- _Problem requirements_
For each line below that includes the string "label", show the whole line.
-- Opening Marker --
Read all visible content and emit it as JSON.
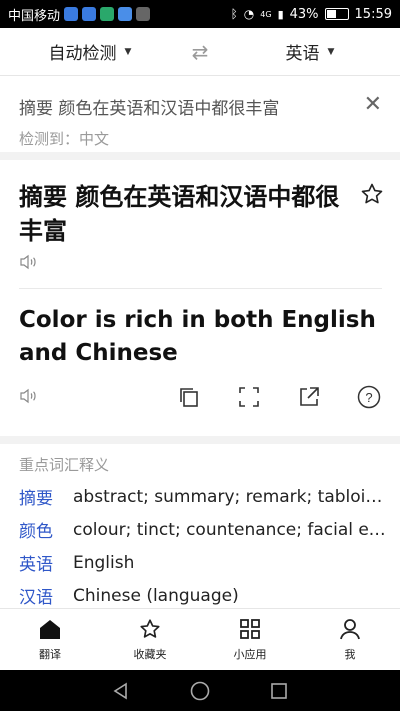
{
  "statusbar": {
    "carrier": "中国移动",
    "signal_tag": "4G",
    "battery": "43%",
    "time": "15:59",
    "battery_level": 0.43
  },
  "lang": {
    "source": "自动检测",
    "target": "英语"
  },
  "input": {
    "text": "摘要 颜色在英语和汉语中都很丰富",
    "detected": "检测到：中文"
  },
  "result": {
    "source_text": "摘要 颜色在英语和汉语中都很丰富",
    "translation": "Color is rich in both English and Chinese"
  },
  "vocab": {
    "title": "重点词汇释义",
    "items": [
      {
        "word": "摘要",
        "def": "abstract; summary; remark; tabloid;..."
      },
      {
        "word": "颜色",
        "def": "colour; tinct; countenance; facial ex..."
      },
      {
        "word": "英语",
        "def": "English"
      },
      {
        "word": "汉语",
        "def": "Chinese (language)"
      }
    ]
  },
  "nav": {
    "items": [
      {
        "label": "翻译",
        "icon": "home-icon"
      },
      {
        "label": "收藏夹",
        "icon": "star-icon"
      },
      {
        "label": "小应用",
        "icon": "grid-icon"
      },
      {
        "label": "我",
        "icon": "person-icon"
      }
    ]
  },
  "colors": {
    "accent": "#2f57c8",
    "text": "#111111",
    "muted": "#9a9a9a"
  }
}
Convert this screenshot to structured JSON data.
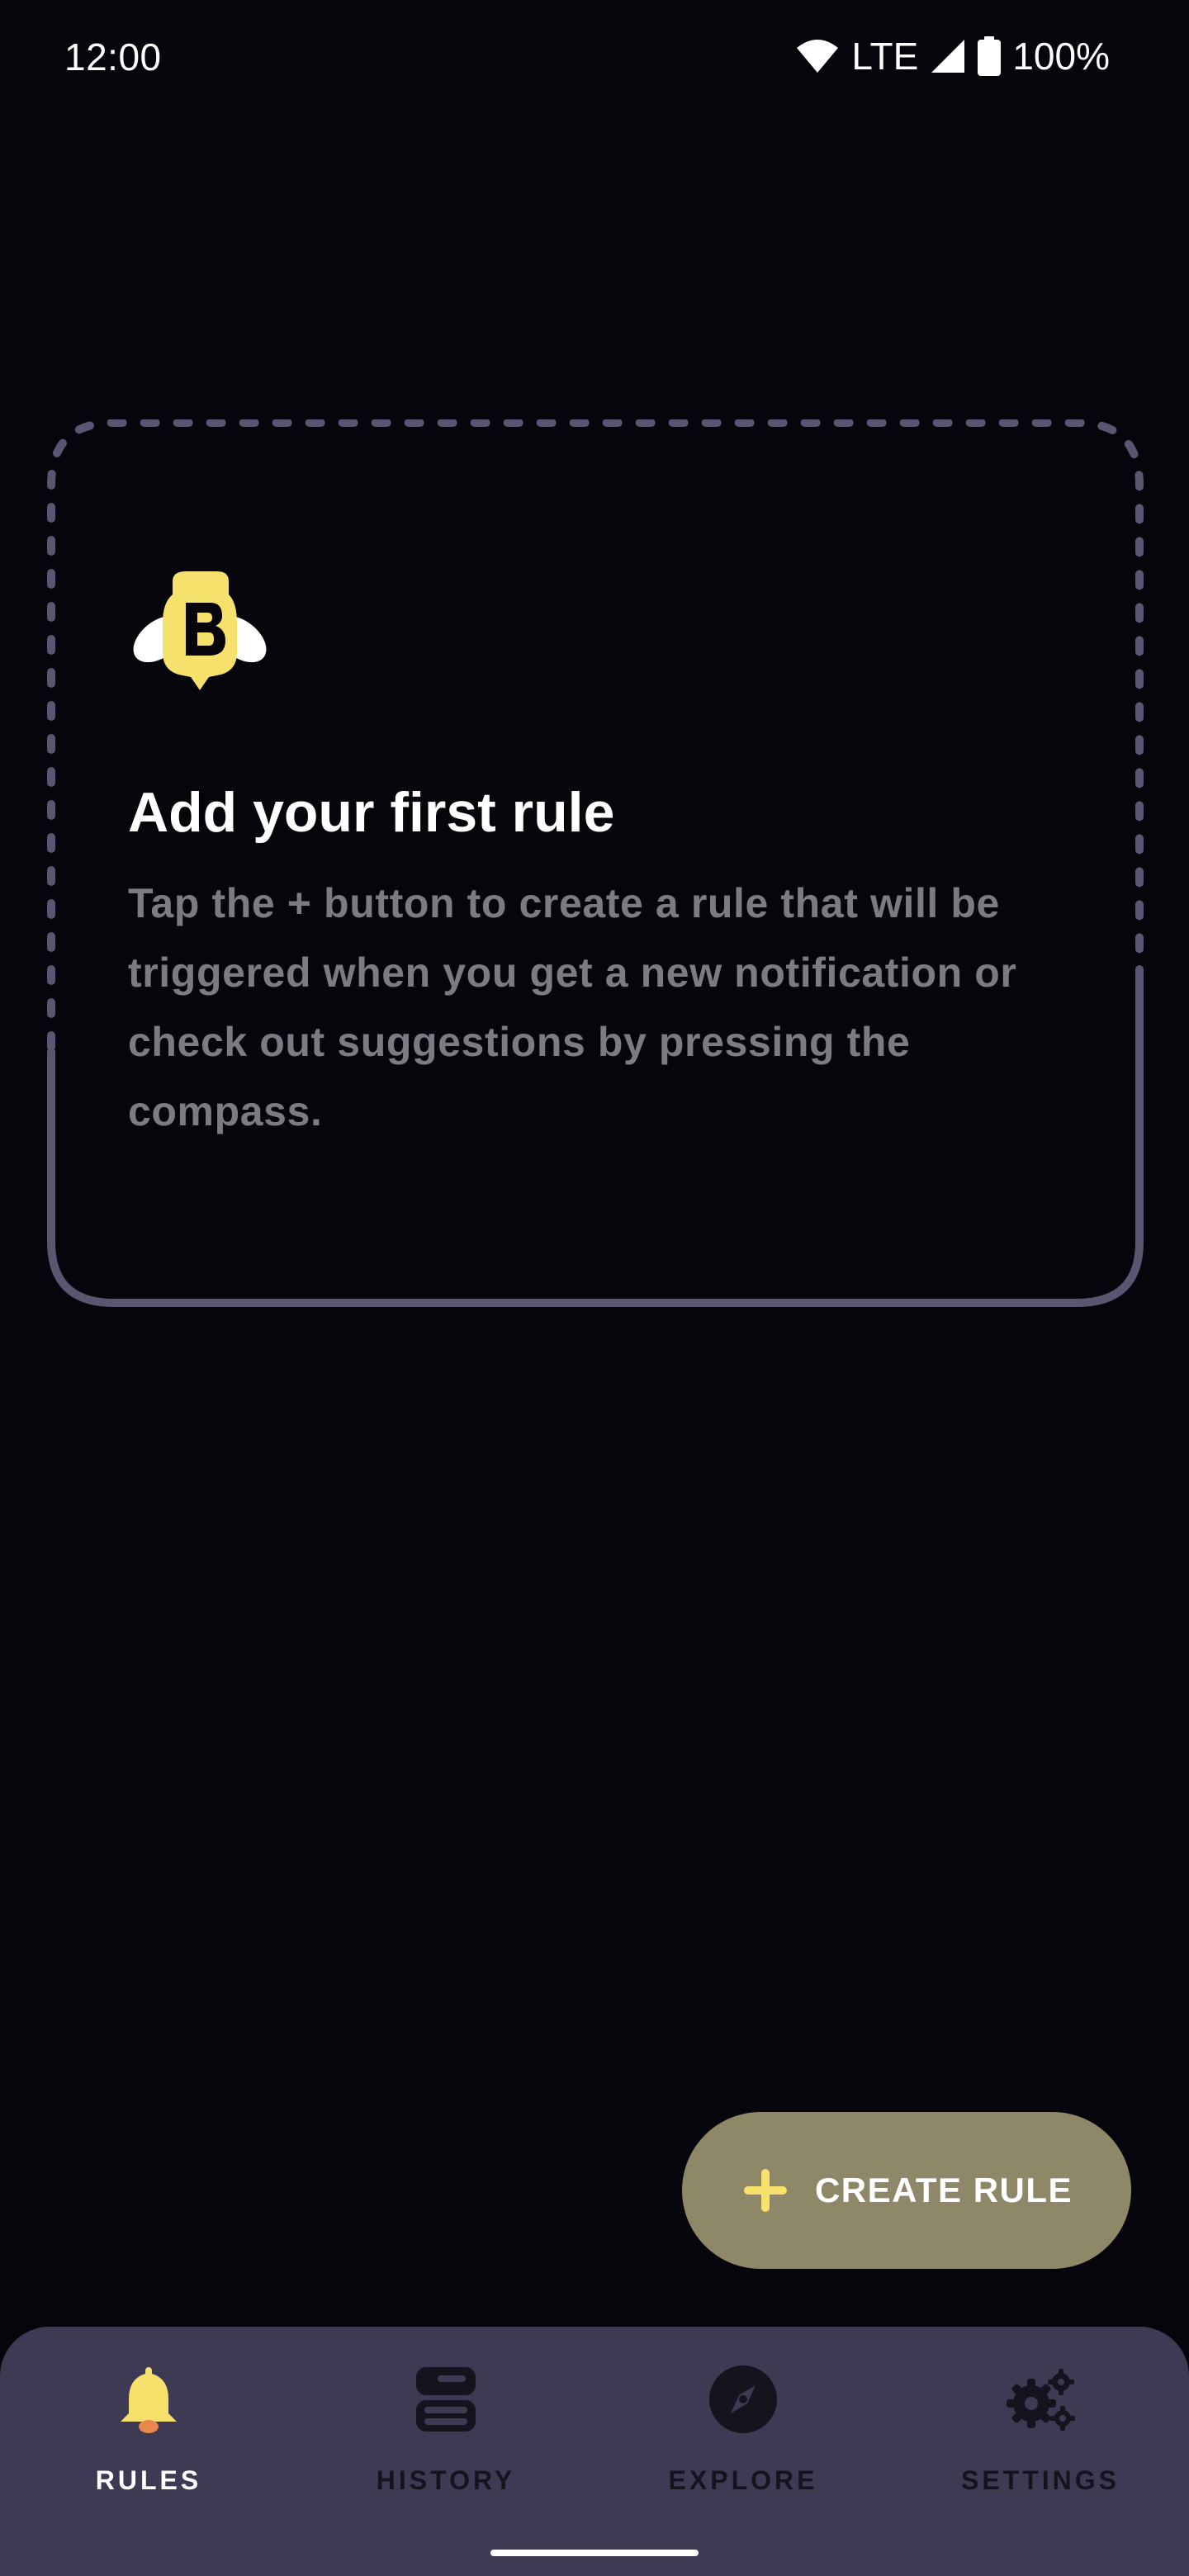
{
  "status_bar": {
    "time": "12:00",
    "network": "LTE",
    "battery": "100%",
    "icons": [
      "wifi-icon",
      "cell-signal-icon",
      "battery-icon"
    ]
  },
  "empty_state": {
    "logo_icon": "bee-logo-icon",
    "title": "Add your first rule",
    "body": "Tap the + button to create a rule that will be triggered when you get a new notification or check out suggestions by pressing the compass."
  },
  "fab": {
    "icon": "plus-icon",
    "label": "CREATE RULE"
  },
  "bottom_nav": {
    "items": [
      {
        "label": "RULES",
        "icon": "bell-icon",
        "active": true
      },
      {
        "label": "HISTORY",
        "icon": "history-icon",
        "active": false
      },
      {
        "label": "EXPLORE",
        "icon": "compass-icon",
        "active": false
      },
      {
        "label": "SETTINGS",
        "icon": "gears-icon",
        "active": false
      }
    ]
  },
  "colors": {
    "background": "#06050b",
    "card_border": "#5a5672",
    "accent_yellow": "#f7e16d",
    "fab_background": "#8e8768",
    "nav_background": "#3e3a53",
    "body_text": "#7c7b82"
  }
}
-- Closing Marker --
- _Solution_
        "label": "翻译",
        "label": "收藏夹",
        "label": "小应用",
        "label": "我",
    "label": "CREATE RULE"
        "label": "RULES",
        "label": "HISTORY",
        "label": "EXPLORE",
        "label": "SETTINGS",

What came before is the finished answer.